Problem -> Keep every line in which "excerpt" occurs and drop the rest of the data.

Records to use ->

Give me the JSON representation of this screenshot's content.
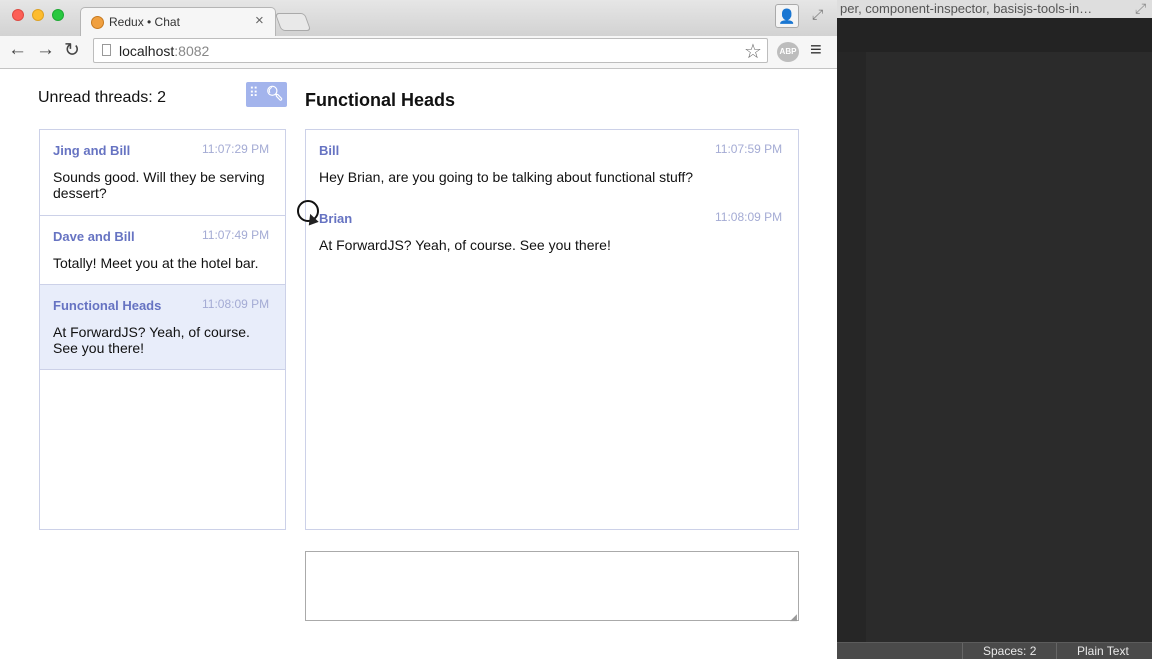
{
  "browser": {
    "tab_title": "Redux • Chat",
    "tab_close": "×",
    "url_host": "localhost",
    "url_port": ":8082",
    "icons": {
      "back": "←",
      "forward": "→",
      "reload": "↻",
      "star": "☆",
      "adblock": "ABP",
      "menu": "≡",
      "profile": "👤",
      "fullscreen": "⤢"
    },
    "traffic_lights": [
      "#fc5f57",
      "#fdbc2e",
      "#28c840"
    ]
  },
  "chat": {
    "unread_label": "Unread threads: 2",
    "devtools_icons": {
      "dots": "⠿",
      "search": "🔍︎"
    },
    "threads": [
      {
        "name": "Jing and Bill",
        "time": "11:07:29 PM",
        "text": "Sounds good. Will they be serving dessert?",
        "active": false
      },
      {
        "name": "Dave and Bill",
        "time": "11:07:49 PM",
        "text": "Totally! Meet you at the hotel bar.",
        "active": false
      },
      {
        "name": "Functional Heads",
        "time": "11:08:09 PM",
        "text": "At ForwardJS? Yeah, of course. See you there!",
        "active": true
      }
    ],
    "current_thread_title": "Functional Heads",
    "messages": [
      {
        "author": "Bill",
        "time": "11:07:59 PM",
        "text": "Hey Brian, are you going to be talking about functional stuff?"
      },
      {
        "author": "Brian",
        "time": "11:08:09 PM",
        "text": "At ForwardJS? Yeah, of course. See you there!"
      }
    ],
    "composer_value": ""
  },
  "editor": {
    "window_title": "per, component-inspector, basisjs-tools-in…",
    "expand_icon": "⤢",
    "status_spaces": "Spaces: 2",
    "status_syntax": "Plain Text"
  },
  "colors": {
    "accent_name": "#6673c2",
    "timestamp": "#a4abd4",
    "active_thread_bg": "#e8edfa",
    "border": "#ccd1e8"
  }
}
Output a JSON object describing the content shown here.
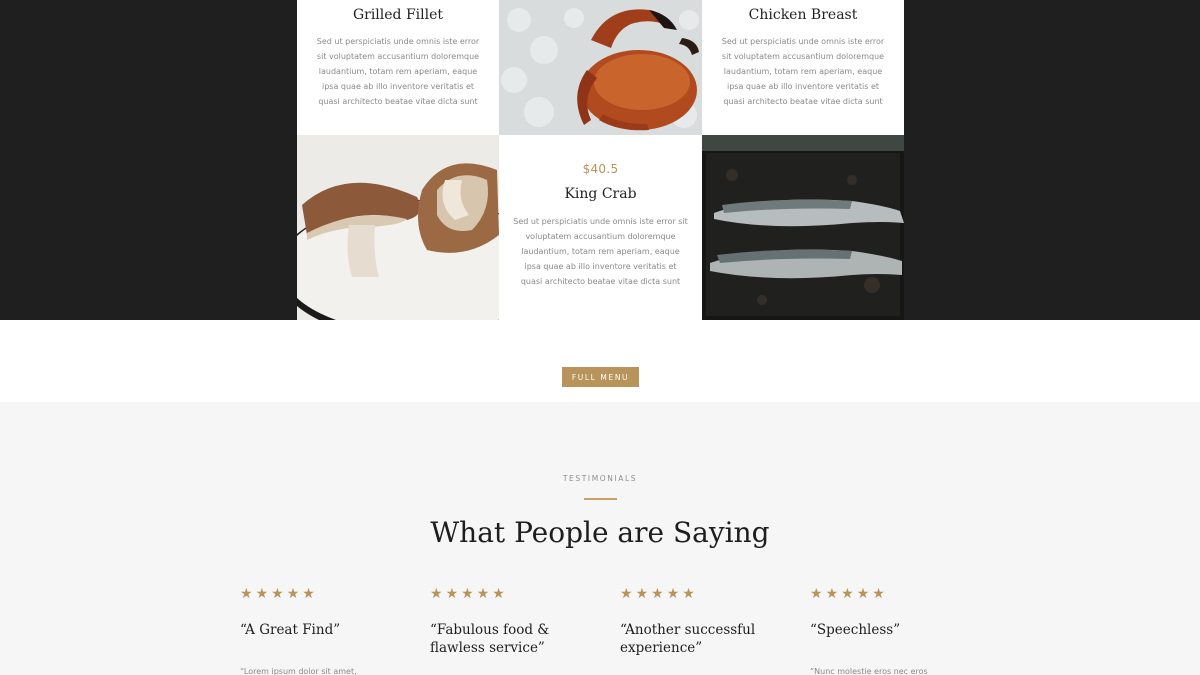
{
  "menu": {
    "items": [
      {
        "name": "Grilled Fillet",
        "description": "Sed ut perspiciatis unde omnis iste error sit voluptatem accusantium doloremque laudantium, totam rem aperiam, eaque ipsa quae ab illo inventore veritatis et quasi architecto beatae vitae dicta sunt"
      },
      {
        "name": "Chicken Breast",
        "description": "Sed ut perspiciatis unde omnis iste error sit voluptatem accusantium doloremque laudantium, totam rem aperiam, eaque ipsa quae ab illo inventore veritatis et quasi architecto beatae vitae dicta sunt"
      },
      {
        "price": "$40.5",
        "name": "King Crab",
        "description": "Sed ut perspiciatis unde omnis iste error sit voluptatem accusantium doloremque laudantium, totam rem aperiam, eaque ipsa quae ab illo inventore veritatis et quasi architecto beatae vitae dicta sunt"
      }
    ],
    "photos": [
      "crab-photo",
      "mushroom-photo",
      "fish-photo"
    ],
    "full_menu_label": "FULL MENU"
  },
  "testimonials": {
    "eyebrow": "TESTIMONIALS",
    "heading": "What People are Saying",
    "star_glyph": "★",
    "reviews": [
      {
        "rating": 5,
        "title": "“A Great Find”",
        "excerpt": "“Lorem ipsum dolor sit amet,"
      },
      {
        "rating": 5,
        "title": "“Fabulous food & flawless service”",
        "excerpt": ""
      },
      {
        "rating": 5,
        "title": "“Another successful experience”",
        "excerpt": ""
      },
      {
        "rating": 5,
        "title": "“Speechless”",
        "excerpt": "“Nunc molestie eros nec eros"
      }
    ]
  },
  "colors": {
    "accent": "#b8935a",
    "dark_band": "#1f1f1f",
    "testimonial_bg": "#f6f6f6"
  }
}
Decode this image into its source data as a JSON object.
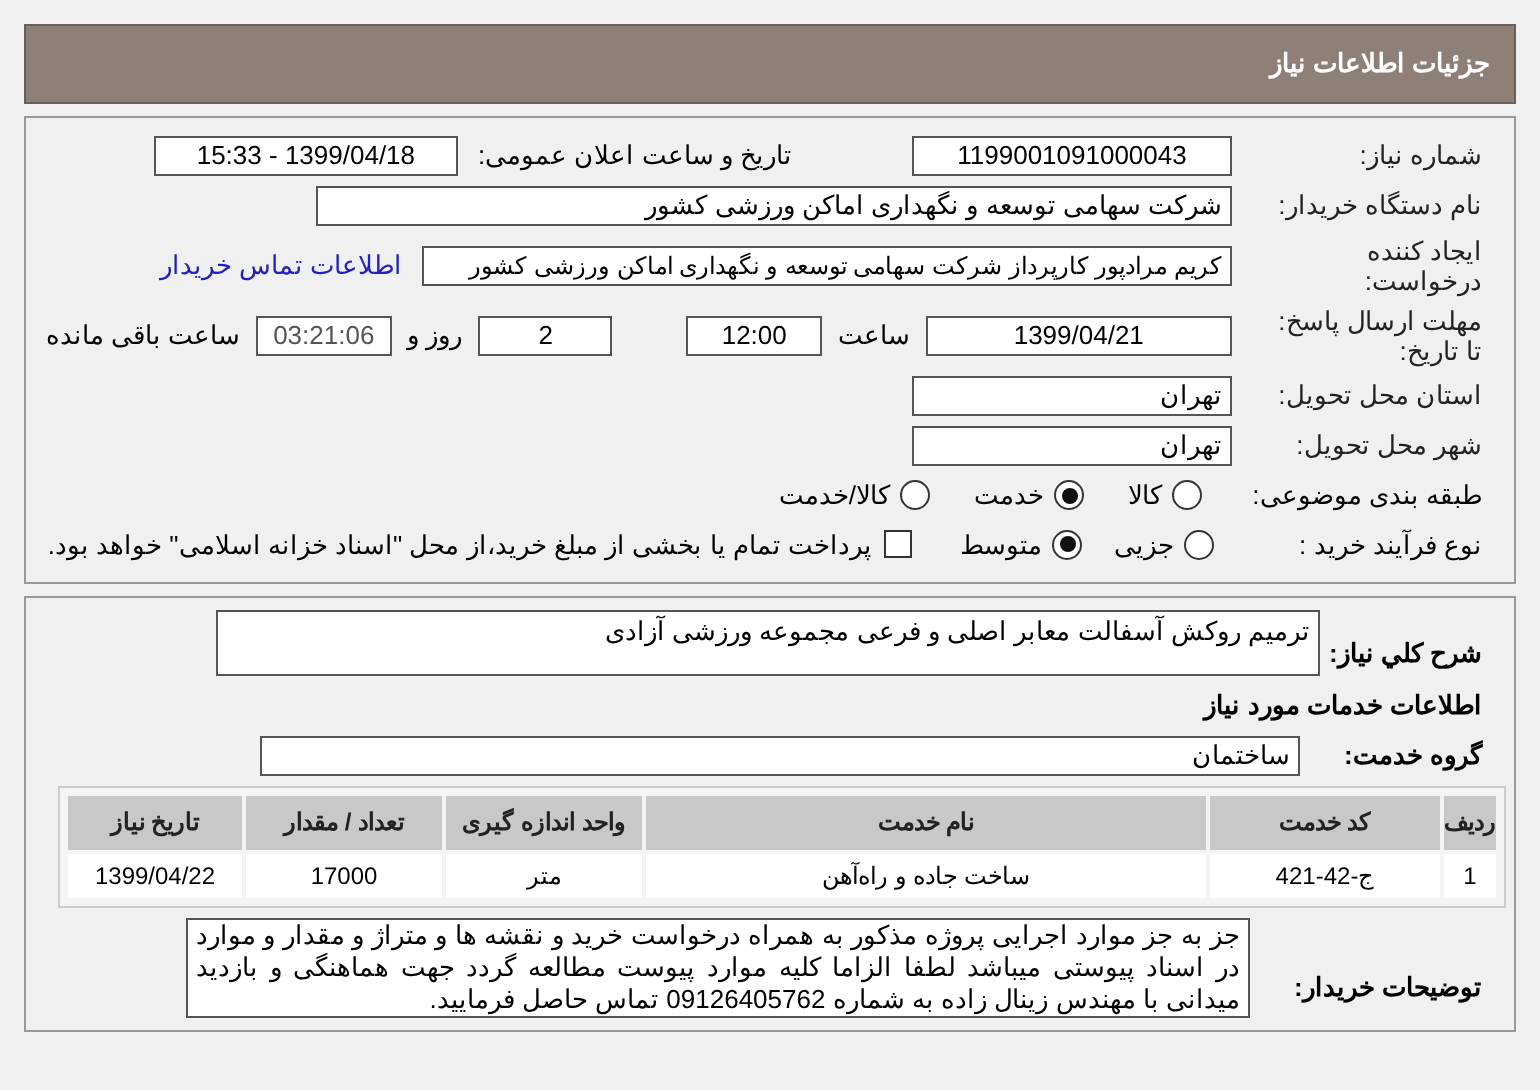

Exercise output ->
        "excerpt": "“Lorem ipsum dolor sit amet,"
        "excerpt": ""
        "excerpt": ""
        "excerpt": "“Nunc molestie eros nec eros"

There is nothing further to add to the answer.